Bycatch is a real and growing problem. We are catching more fish unintentionally than ever before thanks the to large-scale implementation of bottom trawling, a fishing technique in which ships as big as supertankers drag nets the size of a Boeing 747 along the seafloor swallowing everything in their path.
Any fish that manage to stay out of trawler nets are also deeply affected when the weighted crossbars of the nets snag and destroy vast swaths of coral reefs (the total mass of coral reefs make up an area the size of France, yet provide the habitat for 25% of all marine animals).
Because we are globally trawling an area twice the size of contiguous United States every year, innumerable fish species around the globe are declining rapidly and taking with them the balance of the oceanic ecosystem.
This is a dire problem that most don’t know exists. In the Gulf of Mexico, for every one-pound of shrimp caught, up to 10 pounds of other marine species are caught and thrown back dead or dying.
Let’s stop bottom trawling, let’s take steps to tell our friends and family and ask our local grocers to sell sustainably fished seafood. For more information about the implications of over fishing practices, visit Oceana.org.

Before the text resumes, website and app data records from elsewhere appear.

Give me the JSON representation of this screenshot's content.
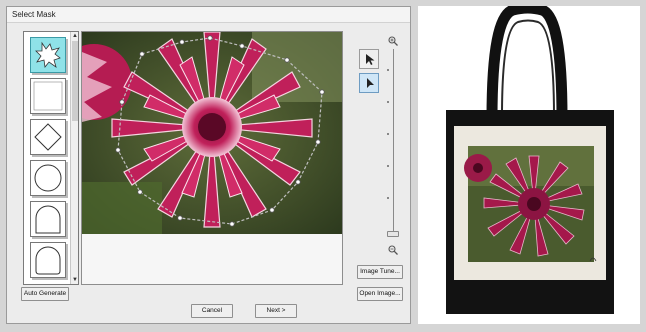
{
  "dialog": {
    "title": "Select Mask",
    "shape_list": {
      "items": [
        {
          "name": "flower-mask",
          "selected": true
        },
        {
          "name": "square-mask",
          "selected": false
        },
        {
          "name": "diamond-mask",
          "selected": false
        },
        {
          "name": "circle-mask",
          "selected": false
        },
        {
          "name": "arch-mask",
          "selected": false
        },
        {
          "name": "rounded-arch-mask",
          "selected": false
        }
      ]
    },
    "tools": [
      {
        "name": "select-arrow-icon",
        "active": false
      },
      {
        "name": "node-edit-arrow-icon",
        "active": true
      }
    ],
    "zoom": {
      "in_icon": "zoom-in-icon",
      "out_icon": "zoom-out-icon",
      "level": 0.02
    },
    "buttons": {
      "auto_generate": "Auto Generate",
      "image_tune": "Image Tune...",
      "open_image": "Open Image...",
      "cancel": "Cancel",
      "next": "Next >"
    },
    "colors": {
      "selection_cyan": "#8fe2e8",
      "dahlia_magenta": "#c0205a"
    }
  },
  "product": {
    "description_icon": "tote-bag",
    "bag_color": "#121212",
    "panel_color": "#ece8df"
  }
}
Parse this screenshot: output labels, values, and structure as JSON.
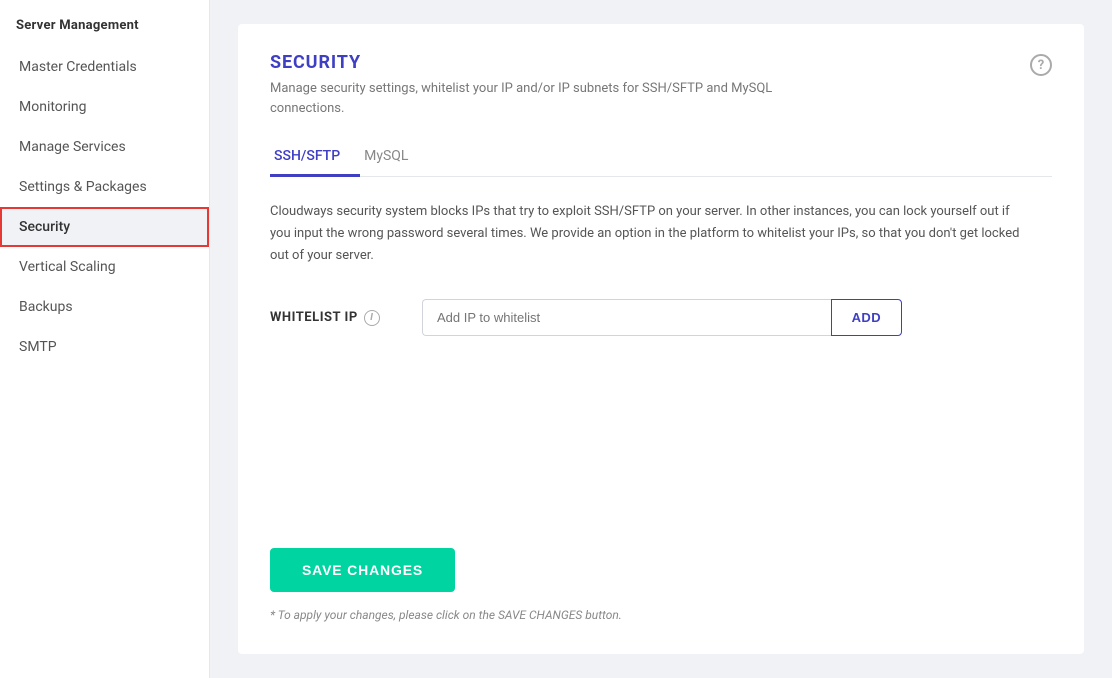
{
  "sidebar": {
    "title": "Server Management",
    "items": [
      {
        "id": "master-credentials",
        "label": "Master Credentials",
        "active": false
      },
      {
        "id": "monitoring",
        "label": "Monitoring",
        "active": false
      },
      {
        "id": "manage-services",
        "label": "Manage Services",
        "active": false
      },
      {
        "id": "settings-packages",
        "label": "Settings & Packages",
        "active": false
      },
      {
        "id": "security",
        "label": "Security",
        "active": true
      },
      {
        "id": "vertical-scaling",
        "label": "Vertical Scaling",
        "active": false
      },
      {
        "id": "backups",
        "label": "Backups",
        "active": false
      },
      {
        "id": "smtp",
        "label": "SMTP",
        "active": false
      }
    ]
  },
  "page": {
    "title": "SECURITY",
    "description": "Manage security settings, whitelist your IP and/or IP subnets for SSH/SFTP and MySQL connections.",
    "help_label": "?"
  },
  "tabs": [
    {
      "id": "ssh-sftp",
      "label": "SSH/SFTP",
      "active": true
    },
    {
      "id": "mysql",
      "label": "MySQL",
      "active": false
    }
  ],
  "section": {
    "description": "Cloudways security system blocks IPs that try to exploit SSH/SFTP on your server. In other instances, you can lock yourself out if you input the wrong password several times. We provide an option in the platform to whitelist your IPs, so that you don't get locked out of your server."
  },
  "whitelist": {
    "label": "WHITELIST IP",
    "info_icon": "i",
    "input_placeholder": "Add IP to whitelist",
    "add_button_label": "ADD"
  },
  "footer": {
    "save_button_label": "SAVE CHANGES",
    "note": "* To apply your changes, please click on the SAVE CHANGES button."
  }
}
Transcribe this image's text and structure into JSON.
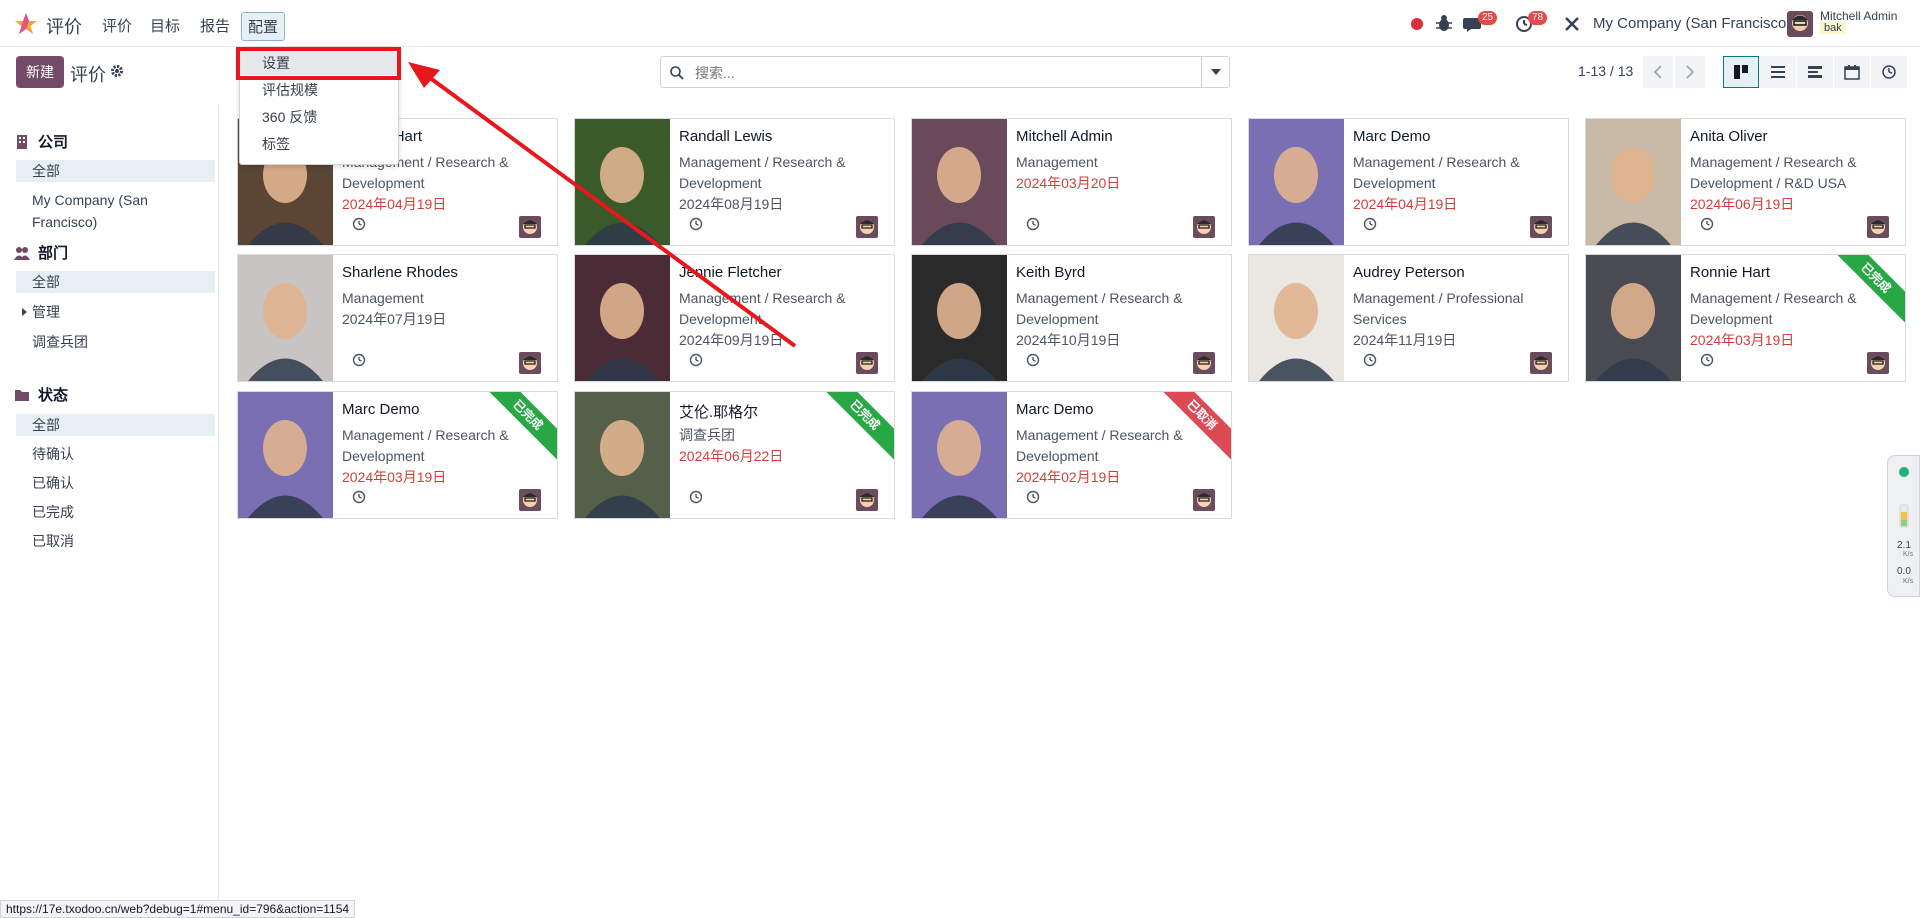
{
  "nav": {
    "app_name": "评价",
    "menus": [
      "评价",
      "目标",
      "报告",
      "配置"
    ],
    "chat_badge": "25",
    "activity_badge": "78",
    "company": "My Company (San Francisco)",
    "user_name": "Mitchell Admin",
    "user_db": "bak"
  },
  "control": {
    "new_label": "新建",
    "title": "评价",
    "search_placeholder": "搜索...",
    "pager": "1-13 / 13"
  },
  "dropdown": {
    "items": [
      "设置",
      "评估规模",
      "360 反馈",
      "标签"
    ]
  },
  "sidebar": {
    "company": {
      "title": "公司",
      "items": [
        "全部",
        "My Company (San Francisco)"
      ]
    },
    "department": {
      "title": "部门",
      "items": [
        "全部",
        "管理",
        "调查兵团"
      ]
    },
    "status": {
      "title": "状态",
      "items": [
        "全部",
        "待确认",
        "已确认",
        "已完成",
        "已取消"
      ]
    }
  },
  "cards": [
    {
      "name": "Ronnie Hart",
      "dept": "Management / Research & Development",
      "date": "2024年04月19日",
      "date_color": "red",
      "ribbon": ""
    },
    {
      "name": "Randall Lewis",
      "dept": "Management / Research & Development",
      "date": "2024年08月19日",
      "date_color": "gray",
      "ribbon": ""
    },
    {
      "name": "Mitchell Admin",
      "dept": "Management",
      "date": "2024年03月20日",
      "date_color": "red",
      "ribbon": ""
    },
    {
      "name": "Marc Demo",
      "dept": "Management / Research & Development",
      "date": "2024年04月19日",
      "date_color": "red",
      "ribbon": ""
    },
    {
      "name": "Anita Oliver",
      "dept": "Management / Research & Development / R&D USA",
      "date": "2024年06月19日",
      "date_color": "red",
      "ribbon": ""
    },
    {
      "name": "Sharlene Rhodes",
      "dept": "Management",
      "date": "2024年07月19日",
      "date_color": "gray",
      "ribbon": ""
    },
    {
      "name": "Jennie Fletcher",
      "dept": "Management / Research & Development",
      "date": "2024年09月19日",
      "date_color": "gray",
      "ribbon": ""
    },
    {
      "name": "Keith Byrd",
      "dept": "Management / Research & Development",
      "date": "2024年10月19日",
      "date_color": "gray",
      "ribbon": ""
    },
    {
      "name": "Audrey Peterson",
      "dept": "Management / Professional Services",
      "date": "2024年11月19日",
      "date_color": "gray",
      "ribbon": ""
    },
    {
      "name": "Ronnie Hart",
      "dept": "Management / Research & Development",
      "date": "2024年03月19日",
      "date_color": "red",
      "ribbon": "已完成",
      "ribbon_color": "green"
    },
    {
      "name": "Marc Demo",
      "dept": "Management / Research & Development",
      "date": "2024年03月19日",
      "date_color": "red",
      "ribbon": "已完成",
      "ribbon_color": "green"
    },
    {
      "name": "艾伦.耶格尔",
      "dept": "调查兵团",
      "date": "2024年06月22日",
      "date_color": "red",
      "ribbon": "已完成",
      "ribbon_color": "green"
    },
    {
      "name": "Marc Demo",
      "dept": "Management / Research & Development",
      "date": "2024年02月19日",
      "date_color": "red",
      "ribbon": "已取消",
      "ribbon_color": "red"
    }
  ],
  "widget": {
    "up": "2.1",
    "down": "0.0",
    "unit": "K/s"
  },
  "status_url": "https://17e.txodoo.cn/web?debug=1#menu_id=796&action=1154"
}
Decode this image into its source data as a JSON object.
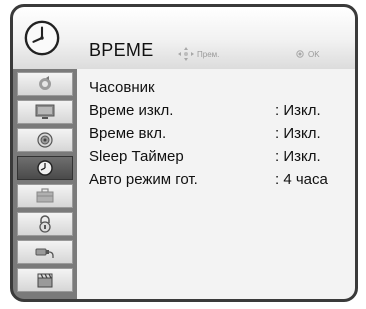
{
  "header": {
    "title": "ВРЕМЕ",
    "hint_move_label": "Прем.",
    "hint_ok_label": "OK",
    "icon": "clock-icon"
  },
  "sidebar": {
    "items": [
      {
        "icon": "picture-icon"
      },
      {
        "icon": "monitor-icon"
      },
      {
        "icon": "speaker-icon"
      },
      {
        "icon": "clock-icon",
        "selected": true
      },
      {
        "icon": "toolbox-icon"
      },
      {
        "icon": "lock-icon"
      },
      {
        "icon": "plug-icon"
      },
      {
        "icon": "clapperboard-icon"
      }
    ]
  },
  "menu": {
    "items": [
      {
        "label": "Часовник",
        "value": ""
      },
      {
        "label": "Време изкл.",
        "value": ": Изкл."
      },
      {
        "label": "Време вкл.",
        "value": ": Изкл."
      },
      {
        "label": "Sleep Таймер",
        "value": ": Изкл."
      },
      {
        "label": "Авто режим гот.",
        "value": ": 4 часа"
      }
    ]
  },
  "colors": {
    "sidebar_bg": "#7a7a7a",
    "selected_item": "#555555",
    "content_bg": "#f3f3f3"
  }
}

Also, pick up a copy of Ted Danson and Michael D’Orso’s beautifully illustrated book Oceana: Our Endangered Oceans and What We Can Do to Save Them and watch the documentary film The End of the Line.